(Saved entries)
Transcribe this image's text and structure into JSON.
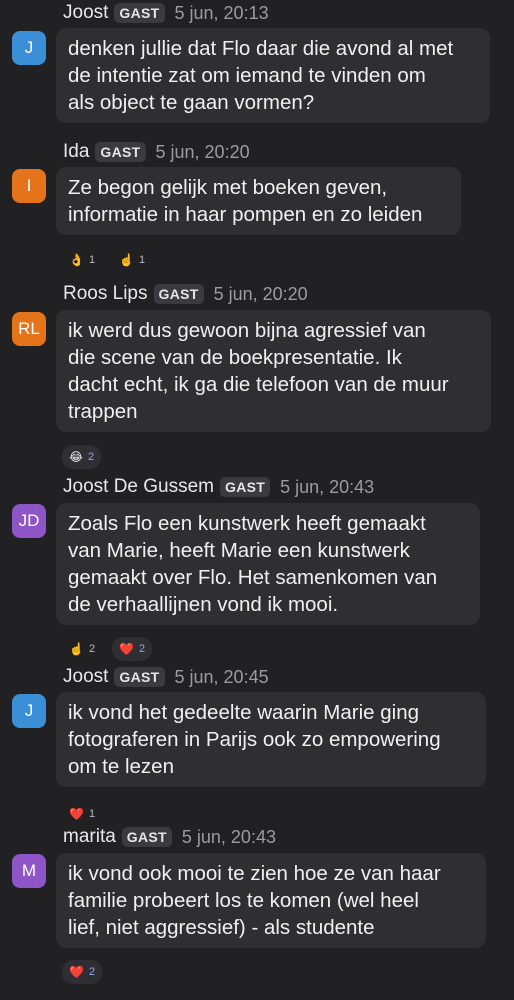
{
  "badge": "GAST",
  "messages": [
    {
      "initials": "J",
      "color": "#3a8fd6",
      "author": "Joost",
      "time": "5 jun, 20:13",
      "lines": [
        "denken jullie dat Flo daar die avond al met",
        "de intentie zat om iemand te vinden om",
        "als object te gaan vormen?"
      ],
      "reactions": []
    },
    {
      "initials": "I",
      "color": "#e4731a",
      "author": "Ida",
      "time": "5 jun, 20:20",
      "lines": [
        "Ze begon gelijk met boeken geven,",
        "informatie in haar pompen en zo leiden"
      ],
      "reactions": [
        {
          "emoji": "👌",
          "count": "1",
          "icon": "ok-hand-icon",
          "active": false
        },
        {
          "emoji": "☝️",
          "count": "1",
          "icon": "pointing-up-icon",
          "active": false
        }
      ]
    },
    {
      "initials": "RL",
      "color": "#e4731a",
      "author": "Roos Lips",
      "time": "5 jun, 20:20",
      "lines": [
        "ik werd dus gewoon bijna agressief van",
        "die scene van de boekpresentatie. Ik",
        "dacht echt, ik ga die telefoon van de muur",
        "trappen"
      ],
      "reactions": [
        {
          "emoji": "😂",
          "count": "2",
          "icon": "laughing-face-icon",
          "active": true
        }
      ]
    },
    {
      "initials": "JD",
      "color": "#8e55c6",
      "author": "Joost De Gussem",
      "time": "5 jun, 20:43",
      "lines": [
        "Zoals Flo een kunstwerk heeft gemaakt",
        "van Marie, heeft Marie een kunstwerk",
        "gemaakt over Flo. Het samenkomen van",
        "de verhaallijnen vond ik mooi."
      ],
      "reactions": [
        {
          "emoji": "☝️",
          "count": "2",
          "icon": "pointing-up-icon",
          "active": false
        },
        {
          "emoji": "❤️",
          "count": "2",
          "icon": "heart-icon",
          "active": true
        }
      ]
    },
    {
      "initials": "J",
      "color": "#3a8fd6",
      "author": "Joost",
      "time": "5 jun, 20:45",
      "lines": [
        "ik vond het gedeelte waarin Marie ging",
        "fotograferen in Parijs ook zo empowering",
        "om te lezen"
      ],
      "reactions": [
        {
          "emoji": "❤️",
          "count": "1",
          "icon": "heart-icon",
          "active": false
        }
      ]
    },
    {
      "initials": "M",
      "color": "#8e55c6",
      "author": "marita",
      "time": "5 jun, 20:43",
      "lines": [
        "ik vond ook mooi te zien hoe ze van haar",
        "familie probeert los te komen (wel heel",
        "lief, niet aggressief) - als studente"
      ],
      "reactions": [
        {
          "emoji": "❤️",
          "count": "2",
          "icon": "heart-icon",
          "active": true
        }
      ]
    }
  ]
}
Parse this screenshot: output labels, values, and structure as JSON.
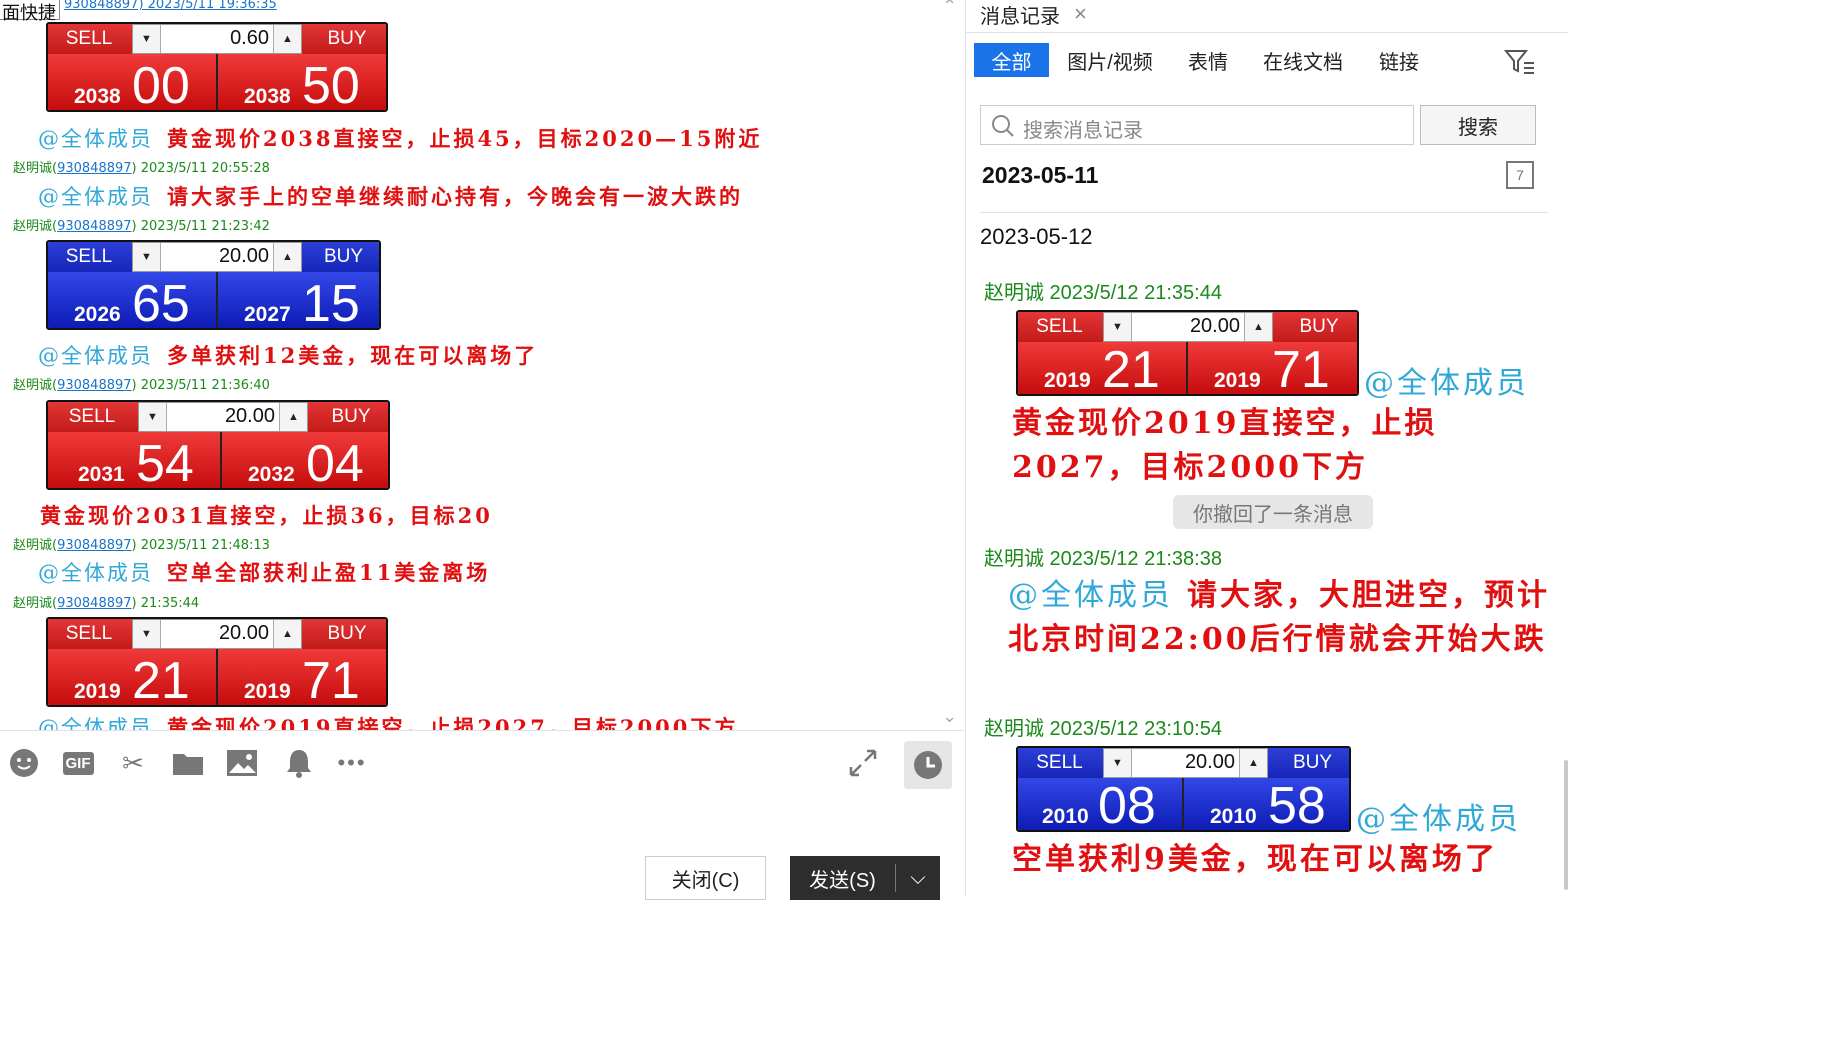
{
  "left": {
    "quick_label": "面快捷",
    "top_meta": "930848897) 2023/5/11 19:36:35",
    "widgets": [
      {
        "sell": "SELL",
        "buy": "BUY",
        "amount": "0.60",
        "sell_small": "2038",
        "sell_big": "00",
        "buy_small": "2038",
        "buy_big": "50",
        "color": "red"
      },
      {
        "sell": "SELL",
        "buy": "BUY",
        "amount": "20.00",
        "sell_small": "2026",
        "sell_big": "65",
        "buy_small": "2027",
        "buy_big": "15",
        "color": "blue"
      },
      {
        "sell": "SELL",
        "buy": "BUY",
        "amount": "20.00",
        "sell_small": "2031",
        "sell_big": "54",
        "buy_small": "2032",
        "buy_big": "04",
        "color": "red"
      },
      {
        "sell": "SELL",
        "buy": "BUY",
        "amount": "20.00",
        "sell_small": "2019",
        "sell_big": "21",
        "buy_small": "2019",
        "buy_big": "71",
        "color": "red"
      }
    ],
    "messages": [
      {
        "at": "@全体成员",
        "text": "黄金现价2038直接空，止损45，目标2020—15附近"
      },
      {
        "at": "@全体成员",
        "text": "请大家手上的空单继续耐心持有，今晚会有一波大跌的"
      },
      {
        "at": "@全体成员",
        "text": "多单获利12美金，现在可以离场了"
      },
      {
        "at": "",
        "text": "黄金现价2031直接空，止损36，目标20"
      },
      {
        "at": "@全体成员",
        "text": "空单全部获利止盈11美金离场"
      },
      {
        "at": "@全体成员",
        "text": "黄金现价2019直接空，止损2027，目标2000下方"
      }
    ],
    "metas": [
      {
        "name": "赵明诚",
        "qq": "930848897",
        "time": "2023/5/11 20:55:28"
      },
      {
        "name": "赵明诚",
        "qq": "930848897",
        "time": "2023/5/11 21:23:42"
      },
      {
        "name": "赵明诚",
        "qq": "930848897",
        "time": "2023/5/11 21:36:40"
      },
      {
        "name": "赵明诚",
        "qq": "930848897",
        "time": "2023/5/11 21:48:13"
      },
      {
        "name": "赵明诚",
        "qq": "930848897",
        "time": "21:35:44"
      }
    ]
  },
  "toolbar": {
    "icons": [
      "emoji-icon",
      "gif-icon",
      "scissors-icon",
      "folder-icon",
      "image-icon",
      "bell-icon",
      "more-icon"
    ],
    "gif_label": "GIF",
    "close_label": "关闭(C)",
    "send_label": "发送(S)"
  },
  "right": {
    "tab_title": "消息记录",
    "filters": [
      "全部",
      "图片/视频",
      "表情",
      "在线文档",
      "链接"
    ],
    "search_placeholder": "搜索消息记录",
    "search_button": "搜索",
    "date_selected": "2023-05-11",
    "date_other": "2023-05-12",
    "calendar_day": "7",
    "entries": [
      {
        "meta": "赵明诚 2023/5/12 21:35:44"
      },
      {
        "meta": "赵明诚 2023/5/12 21:38:38"
      },
      {
        "meta": "赵明诚 2023/5/12 23:10:54"
      }
    ],
    "widget1": {
      "sell": "SELL",
      "buy": "BUY",
      "amount": "20.00",
      "sell_small": "2019",
      "sell_big": "21",
      "buy_small": "2019",
      "buy_big": "71"
    },
    "widget2": {
      "sell": "SELL",
      "buy": "BUY",
      "amount": "20.00",
      "sell_small": "2010",
      "sell_big": "08",
      "buy_small": "2010",
      "buy_big": "58"
    },
    "at1": "@全体成员",
    "msg1": "黄金现价2019直接空，止损2027，目标2000下方",
    "revoked": "你撤回了一条消息",
    "at2": "@全体成员",
    "msg2": "请大家，大胆进空，预计北京时间22:00后行情就会开始大跌",
    "at3": "@全体成员",
    "msg3": "空单获利9美金，现在可以离场了"
  },
  "colors": {
    "sell_red": "#d81e1e",
    "sell_blue": "#1c2ad0",
    "msg_red": "#e01010",
    "at_blue": "#2fa8d8",
    "meta_green": "#1b8a1b",
    "tab_active": "#1a73e8"
  }
}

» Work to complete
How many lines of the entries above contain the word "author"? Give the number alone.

» Worked solution
6